Data to examine:
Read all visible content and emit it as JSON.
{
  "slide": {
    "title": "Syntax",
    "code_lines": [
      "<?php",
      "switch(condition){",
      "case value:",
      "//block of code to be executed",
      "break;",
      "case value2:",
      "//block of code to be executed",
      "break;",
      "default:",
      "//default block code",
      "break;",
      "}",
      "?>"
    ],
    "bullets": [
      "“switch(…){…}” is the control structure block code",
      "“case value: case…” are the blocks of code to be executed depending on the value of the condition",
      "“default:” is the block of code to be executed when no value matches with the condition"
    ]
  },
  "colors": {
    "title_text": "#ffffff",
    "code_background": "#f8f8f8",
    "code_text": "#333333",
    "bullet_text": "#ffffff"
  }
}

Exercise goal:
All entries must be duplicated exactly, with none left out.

Written response:
Read all visible content and emit it as JSON.
{
  "slide": {
    "title": "Syntax",
    "code_lines": [
      "<?php",
      "switch(condition){",
      "case value:",
      "//block of code to be executed",
      "break;",
      "case value2:",
      "//block of code to be executed",
      "break;",
      "default:",
      "//default block code",
      "break;",
      "}",
      "?>"
    ],
    "bullets": [
      "“switch(…){…}” is the control structure block code",
      "“case value: case…” are the blocks of code to be executed depending on the value of the condition",
      "“default:” is the block of code to be executed when no value matches with the condition"
    ]
  },
  "colors": {
    "title_text": "#ffffff",
    "code_background": "#f8f8f8",
    "code_text": "#333333",
    "bullet_text": "#ffffff"
  }
}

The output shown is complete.